"I think the thing we want to do — and you think about this — if there's a way we can create the perception that Pat (Patrick Dennehy) may have been a dealer. Even if we had to kind of make some things look a little better than they are, that can save us."

"All they've got to remember is they can tell the story, 'We went up there and everything. And all of a sudden, he walked out with that tray, and it had everything on it that you can imagine. And I knew something different was up. And then he pulled out his roll of bills. And when he pulled out that roll of bills, it scared us and we never went back.' "

(in a conversation also involving an unidentified player): "Take your time and try to piece some things together. Just remember that anything you can remember is gonna help Baylor. We can get out of this. And, see, if Dotson hadn't killed Dennehy, we wouldn't be in this jam. So we don't deserve to be in this jam. The reason we're in this jam is because of a dead guy and a guy that murdered him, and that isn't fair for you and me and Abar to be in this jam, because we didn't do anything. It's not like we created this situation. We're the victims."

Once the investigation really got going, it was also revealed that there was marijuana and alcohol abuse going on with Bliss either not reporting failed tests orensuring through improper means that players would not fail the tests (I've seen both reported and don't know which was accurate).

Bliss has a history of running a dirty program. I think a lot of that is a separate matter to the Dennehey thing--Dennehey did not get shot because players were being paid under the table--but it's an interesting thing on the periphery of the story. Bliss started out as an assistant to Bob Knight at Army, which is more interesting just for trivia, since Bill Parcells and Mike Krzyzewski also got their start there (Parcells as a coach and Krzyzewski as a player). Bliss went from there to an uneventful stint as head coach at OU. Then in 1980, he took over as head coach for SMU. While there, players--most notably John Concack, who was on the 1984 US Olympic Gold Metal team and was the 5th pick in 1985--received payments from boosters. Concack was one of the primary sources in the investigation, and he was faily emphatic that Bliss knew what was going on. This all comes from an NCAA memo that the Fort Worth Star-Telegram dug up when the Dennehey thing broke (The Star-Telegram really killed it throughout the whole investigation). The NCAA had just hit the football program with the death penalty, so they decided not to pursue the SMU basketball thing any further. However, Bliss moved on not long after that, and the violations are now sort of accepted as the reason.

The last we heard from Bliss was when he came to a church in Ovilla, which is a southern suburb of Dallas, to talk about how bad he's messed up. I think that's when Norm interviewed him. He has had a few coaching jobs outside of college basketball, nothing of particular note or substance.

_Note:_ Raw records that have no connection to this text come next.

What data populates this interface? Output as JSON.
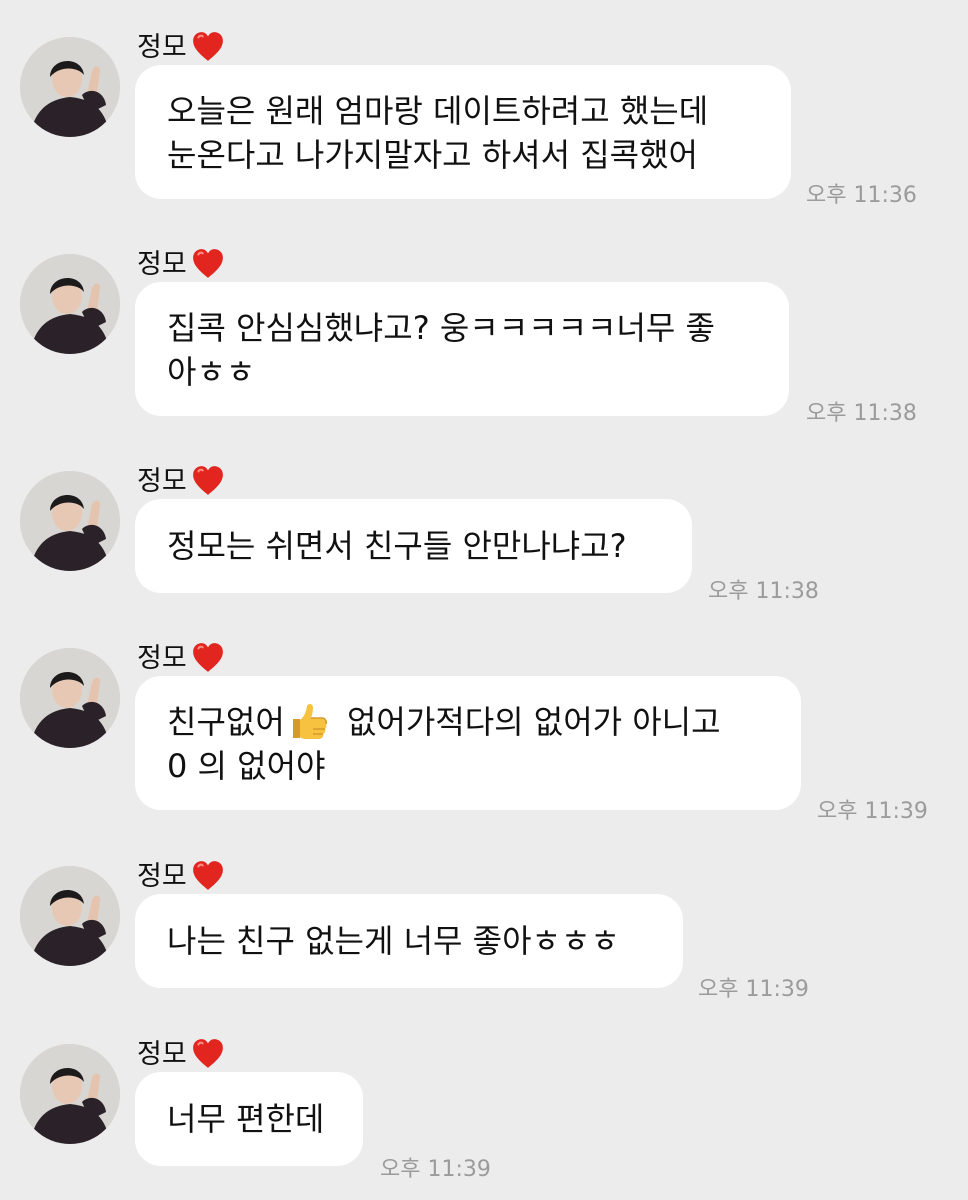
{
  "sender": {
    "name": "정모",
    "badge_icon": "red-heart-icon",
    "avatar_icon": "profile-photo"
  },
  "messages": [
    {
      "lines": [
        "오늘은 원래 엄마랑 데이트하려고 했는데",
        "눈온다고 나가지말자고 하셔서 집콕했어"
      ],
      "time": "오후 11:36"
    },
    {
      "lines": [
        "집콕 안심심했냐고? 웅ㅋㅋㅋㅋㅋ너무 좋",
        "아ㅎㅎ"
      ],
      "time": "오후 11:38"
    },
    {
      "lines": [
        "정모는 쉬면서 친구들 안만나냐고?"
      ],
      "time": "오후 11:38"
    },
    {
      "line_before_emoji": "친구없어",
      "emoji_icon": "thumbs-up-icon",
      "line_after_emoji": " 없어가적다의 없어가 아니고",
      "lines": [
        "0 의 없어야"
      ],
      "time": "오후 11:39"
    },
    {
      "lines": [
        "나는 친구 없는게 너무 좋아ㅎㅎㅎ"
      ],
      "time": "오후 11:39"
    },
    {
      "lines": [
        "너무 편한데"
      ],
      "time": "오후 11:39"
    }
  ]
}
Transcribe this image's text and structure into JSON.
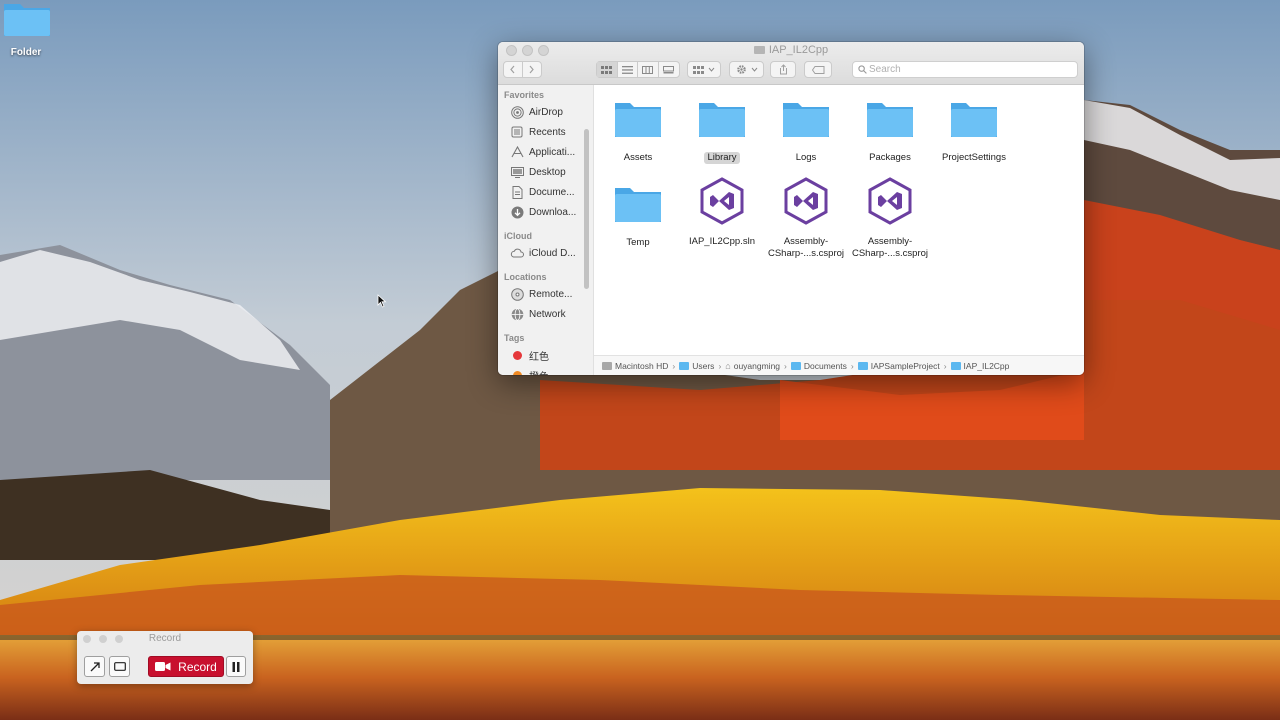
{
  "desktop": {
    "folder_label": "Folder"
  },
  "finder": {
    "title": "IAP_IL2Cpp",
    "search_placeholder": "Search",
    "sidebar": {
      "favorites_header": "Favorites",
      "favorites": [
        "AirDrop",
        "Recents",
        "Applicati...",
        "Desktop",
        "Docume...",
        "Downloa..."
      ],
      "icloud_header": "iCloud",
      "icloud": [
        "iCloud D..."
      ],
      "locations_header": "Locations",
      "locations": [
        "Remote...",
        "Network"
      ],
      "tags_header": "Tags",
      "tags": [
        "红色",
        "橙色"
      ],
      "tag_colors": [
        "#e5383b",
        "#f08a24"
      ]
    },
    "files": [
      {
        "name": "Assets",
        "kind": "folder",
        "selected": false
      },
      {
        "name": "Library",
        "kind": "folder",
        "selected": true
      },
      {
        "name": "Logs",
        "kind": "folder",
        "selected": false
      },
      {
        "name": "Packages",
        "kind": "folder",
        "selected": false
      },
      {
        "name": "ProjectSettings",
        "kind": "folder",
        "selected": false
      },
      {
        "name": "Temp",
        "kind": "folder",
        "selected": false
      },
      {
        "name": "IAP_IL2Cpp.sln",
        "kind": "visual-studio",
        "selected": false
      },
      {
        "name": "Assembly-\nCSharp-...s.csproj",
        "kind": "visual-studio",
        "selected": false
      },
      {
        "name": "Assembly-\nCSharp-...s.csproj",
        "kind": "visual-studio",
        "selected": false
      }
    ],
    "path": [
      "Macintosh HD",
      "Users",
      "ouyangming",
      "Documents",
      "IAPSampleProject",
      "IAP_IL2Cpp"
    ]
  },
  "recorder": {
    "title": "Record",
    "record_label": "Record",
    "accent": "#c8102e"
  },
  "colors": {
    "folder": "#5cb8f0",
    "vs_purple": "#6b3fa0"
  }
}
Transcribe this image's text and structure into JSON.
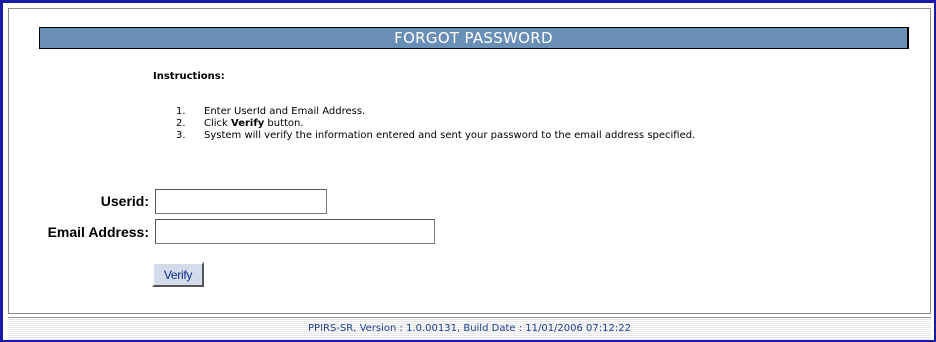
{
  "header": {
    "title": "FORGOT PASSWORD"
  },
  "instructions": {
    "heading": "Instructions:",
    "steps": [
      {
        "num": "1.",
        "text": "Enter UserId and Email Address."
      },
      {
        "num": "2.",
        "prefix": "Click ",
        "bold": "Verify",
        "suffix": " button."
      },
      {
        "num": "3.",
        "text": "System will verify the information entered and sent your password to the email address specified."
      }
    ]
  },
  "form": {
    "userid_label": "Userid:",
    "userid_value": "",
    "email_label": "Email Address:",
    "email_value": "",
    "verify_label": "Verify"
  },
  "footer": {
    "text": "PPIRS-SR, Version : 1.0.00131, Build Date : 11/01/2006 07:12:22"
  },
  "colors": {
    "frame_border": "#1a1aa6",
    "title_bar_bg": "#6a8fb7",
    "footer_text": "#1d3f8c",
    "button_bg": "#d4dcec"
  }
}
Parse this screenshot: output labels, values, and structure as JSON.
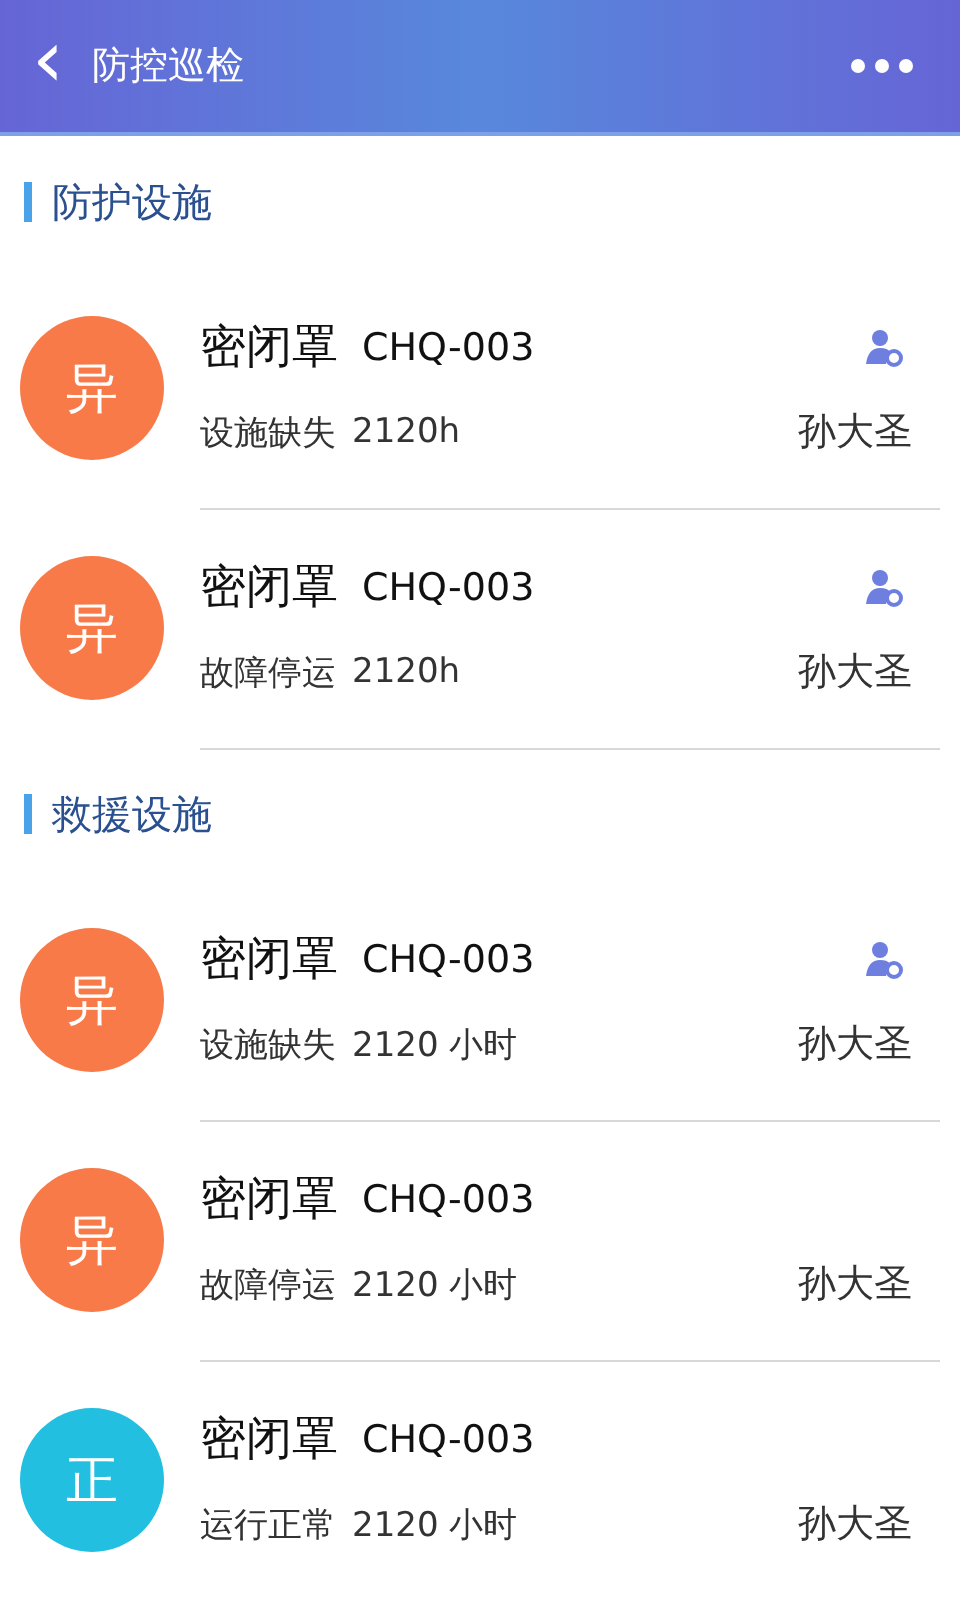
{
  "header": {
    "back_glyph": "‹",
    "title": "防控巡检"
  },
  "sections": [
    {
      "title": "防护设施",
      "items": [
        {
          "badge": "异",
          "color": "#f77a48",
          "name": "密闭罩",
          "code": "CHQ-003",
          "status": "设施缺失",
          "duration": "2120h",
          "person": "孙大圣",
          "assigned": true
        },
        {
          "badge": "异",
          "color": "#f77a48",
          "name": "密闭罩",
          "code": "CHQ-003",
          "status": "故障停运",
          "duration": "2120h",
          "person": "孙大圣",
          "assigned": true
        }
      ]
    },
    {
      "title": "救援设施",
      "items": [
        {
          "badge": "异",
          "color": "#f77a48",
          "name": "密闭罩",
          "code": "CHQ-003",
          "status": "设施缺失",
          "duration": "2120 小时",
          "person": "孙大圣",
          "assigned": true
        },
        {
          "badge": "异",
          "color": "#f77a48",
          "name": "密闭罩",
          "code": "CHQ-003",
          "status": "故障停运",
          "duration": "2120 小时",
          "person": "孙大圣",
          "assigned": false
        },
        {
          "badge": "正",
          "color": "#22bfe0",
          "name": "密闭罩",
          "code": "CHQ-003",
          "status": "运行正常",
          "duration": "2120 小时",
          "person": "孙大圣",
          "assigned": false
        }
      ]
    }
  ]
}
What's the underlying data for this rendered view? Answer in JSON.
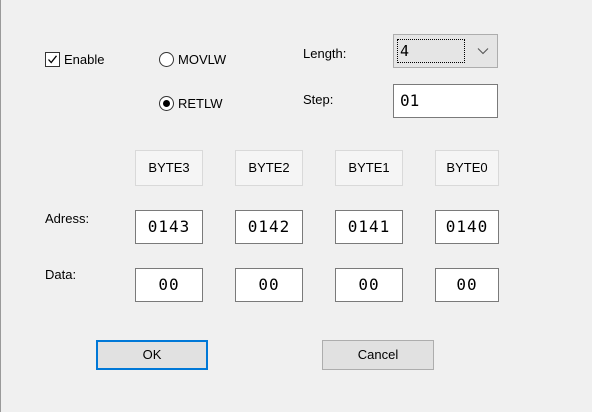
{
  "options": {
    "enable_label": "Enable",
    "enable_checked": true,
    "radio_movlw_label": "MOVLW",
    "radio_retlw_label": "RETLW",
    "selected_radio": "RETLW"
  },
  "settings": {
    "length_label": "Length:",
    "length_value": "4",
    "step_label": "Step:",
    "step_value": "01"
  },
  "table": {
    "byte_headers": [
      "BYTE3",
      "BYTE2",
      "BYTE1",
      "BYTE0"
    ],
    "address_label": "Adress:",
    "addresses": [
      "0143",
      "0142",
      "0141",
      "0140"
    ],
    "data_label": "Data:",
    "data_values": [
      "00",
      "00",
      "00",
      "00"
    ]
  },
  "buttons": {
    "ok_label": "OK",
    "cancel_label": "Cancel"
  }
}
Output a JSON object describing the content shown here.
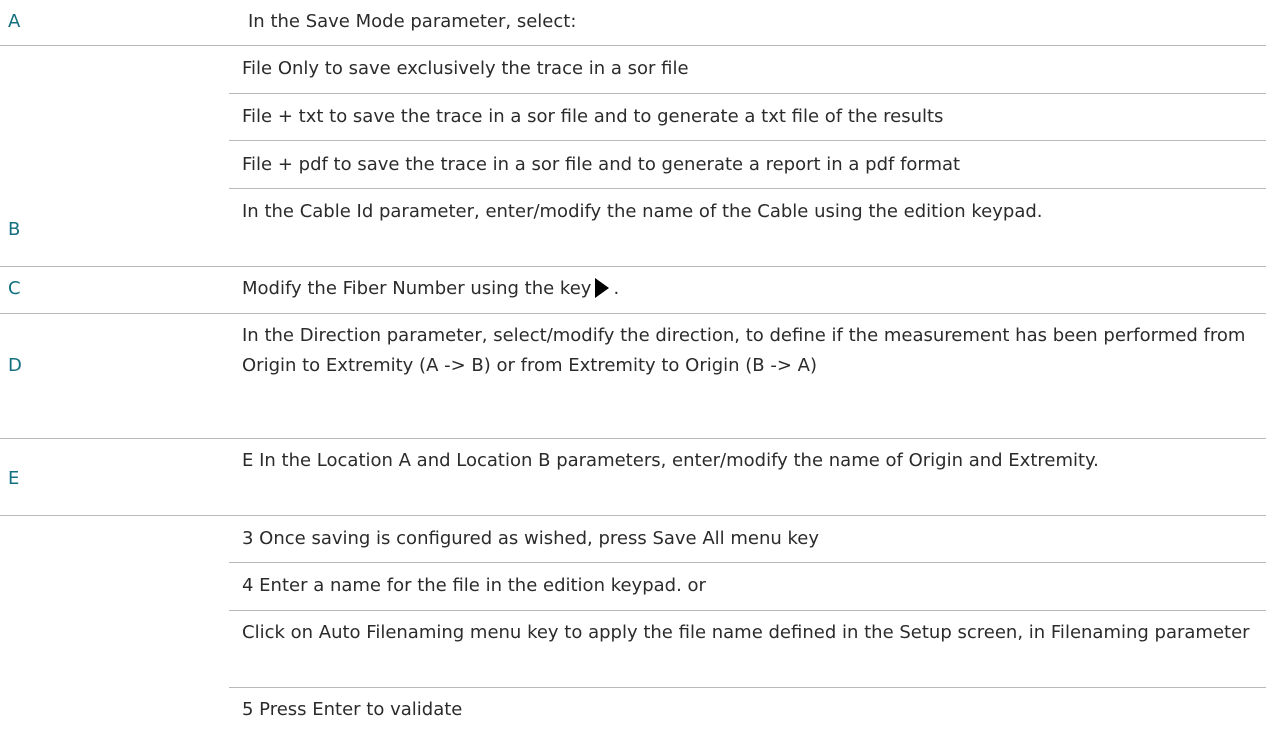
{
  "rows": [
    {
      "step": "A",
      "text": "In the Save Mode parameter, select:"
    },
    {
      "step": "",
      "text": "File Only to save exclusively the trace in a sor file"
    },
    {
      "step": "",
      "text": "File + txt to save the trace in a sor file and to generate a txt file of the results"
    },
    {
      "step": "",
      "text": "File + pdf to save the trace in a sor file and to generate a report in a pdf format"
    },
    {
      "step": "B",
      "text": "In the Cable Id parameter, enter/modify the name of the Cable using the edition keypad."
    },
    {
      "step": "C",
      "text_before": "Modify the Fiber Number using the key",
      "icon": "right-triangle-icon",
      "text_after": "."
    },
    {
      "step": "D",
      "text": "In the Direction parameter, select/modify the direction, to define if the measurement has been performed from Origin to Extremity (A -> B) or from Extremity to Origin (B -> A)"
    },
    {
      "step": "E",
      "text": "E In the Location A and Location B parameters, enter/modify the name of Origin and Extremity."
    },
    {
      "step": "",
      "text": "3 Once saving is configured as wished, press Save All menu key"
    },
    {
      "step": "",
      "text": "4 Enter a name for the file in the edition keypad. or"
    },
    {
      "step": "",
      "text": "Click on Auto Filenaming menu key to apply the file name defined in the Setup screen, in Filenaming parameter"
    },
    {
      "step": "",
      "text": "5 Press Enter to validate"
    }
  ],
  "colors": {
    "step_label": "#13707f",
    "body_text": "#2b2b2b",
    "separator": "#b9b9b9"
  }
}
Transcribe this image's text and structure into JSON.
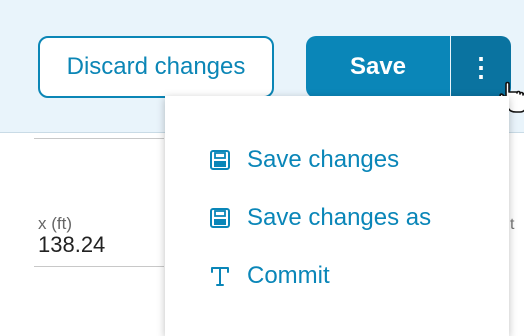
{
  "toolbar": {
    "discard_label": "Discard changes",
    "save_label": "Save",
    "more_label": "⋮",
    "accent_color": "#0a86b8"
  },
  "field": {
    "label": "x (ft)",
    "value": "138.24",
    "right_partial": "t"
  },
  "menu": {
    "items": [
      {
        "label": "Save changes",
        "icon": "floppy-disk-icon"
      },
      {
        "label": "Save changes as",
        "icon": "floppy-disk-icon"
      },
      {
        "label": "Commit",
        "icon": "commit-icon"
      }
    ]
  }
}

The last interesting bit is the follow-up on Abar Rouse. ESPN did a feature on him in 2008, 5 years after the thing. At that time, he had not had a coaching job after Baylor, worked in a plant manufacturing airplane parts and lives in a one-bedroom apartment in Witchita, Texas. Basically, his life sucks. It's mentioned that in the feature that Krzyzewski went on Outside The Lines and said, "If one of my assistants would tape every one of my conversations with me not knowing it, there's no way he would be on my staff." Everyone seems to agree with him at this point.

Some other trivia odds and ends:
  • MC Hammer spoke at Dennehey's funeral
  • Dotson had an estranged wife at the time of the murder, when Dotson was 21
  • Rouse sued his lawyer for allegedly turning over the tapes to the Star-Telegram, which made his narc'ing public

Here are some articles and features related to the story, some of which have been used to put together this email:

1 comment:

Anonymous said...

Hey TC, it's some P1 named Rich. If it were six years ago, I'd leave the following comment:

Hey TC, it's P1 Rich logging in from my future girlfriend's computer.I don't know who you are, because you don't work at the Ticket yet, but I'm very interested in this story, because it's still relatively new. But if I hear about it in six years on the Ticket, then I'll probably change the station, because it will have lost its novelty by then.